Blinded in accident, Georgia drag racer now back behind the wheel
PHENIX CITY, Alabama - As Dan Parker climbs behind the wheel at the Phenix Motorsports Dragstrip in Phenix City, Alabama, it's pretty obvious he's not your typical driver.
For one, Parker is blind.
He's driving with a friend in the passenger seat and an onboard guidance system that uses tones to help him stay on the center line of the strip.
Because Dan Parker, who lives in Columbus, Georgia, is determined to find a way to race again.
"My ultimate goal is to become the world's fastest blind man," Parker says. "A blind man in Europe has been 200.4 miles per hour. So, my plan is, we're going to bring that record home to the United States."
It's been a long road for Dan Parker, with a lot of twists and turns.
The night of March 31, 2012, the 47-year was behind the wheel of a "pro modified" vehicle he had built himself, his girlfriend Jennifer Stegall watching from the stands, when Parker lost control of the car.
"Right past the 1/8th mile, the car made a hard turn right," Stegall remembers.
Parker hit the wall going 175 miles an hour, splitting his car in two, and leaving him badly injured.
"And I didn't see the impact when he hit the wall, I just jumped out of the stands and ran," Stegall says.
"I have no memory at all of the wreck," Dan Parker says. "They brought me out of the coma two weeks later."
That's when doctors discovered Dan's injuries had caused his brain to swell inside his skull, compressing and permanently damaging his optic nerve.
He awoke blind.
"Basically my life was over as I knew it," Parker says. "I had my own business. I had a career racing drag racing cars. Everything in life that I enjoyed was no longer a possibility."
Back at home, he felt lost.
"[He was] Just sad, withdrawn," Jennifer Stegall remembers. "He'd sleep a lot."
But 6 weeks after he came home, Dan Parker went back to his shop, and got back on a milling machine, cutting metal, by using his hands to measure and guide him.

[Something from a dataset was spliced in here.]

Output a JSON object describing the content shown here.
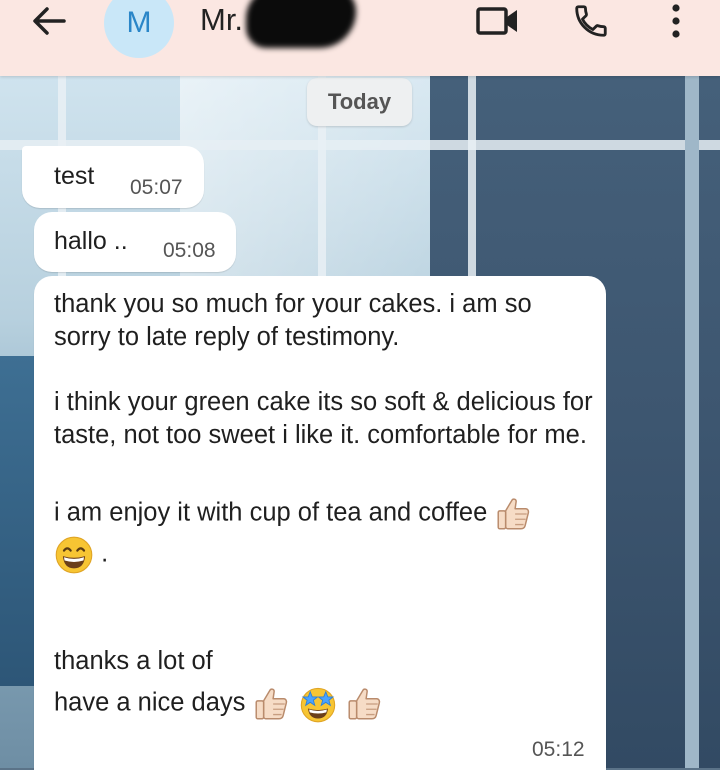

He would teach himself how to do the things he loved, even if he had to do them a little differently.
"I was not going to let blindness win," he says. "I was not going to let it take away my passions in life."
Then, 2 years ago, Dan found Orcam, a wearable device that uses artificial intelligence to help blind and visually-impaired people read.
"So anything that is in print, it takes a picture of and reads for them. And it's got a speaker that comes into their ear," Brad Brautman, Orcam's regional sales manager explains.
At the time, the Orcam was selling for about $3,500, which was too much for Parker to afford.
But, that changed when, after 5 years of pushing himself, he found a job.
"I'm a paraprofessional at a local high school, teaching machine shop," Parker says.
The school system bought Dan's Orcam, which allows him to read the materials he uses to teach.
Outside of school, he can use it to read his beloved hot rod magazines, look over restaurant menus and recognize money.
"You can verify, I gave them a $20. But on the fly, you can verify, 'Okay, they gave me 11 dollars back. I got a $10 and a $1."
The camera is clipped to a pair of glasses Parker wears.
"It's small enough to wear people don't even notice it," Brad Brautman says.
But, Dan Parker doesn't being noticed, at least on the drag strip, where each practice run brings his a little closer to his dream of competing again.
"It's huge, it is huge," Parker smiles. "To be able to get back that part of your life is, it's huge."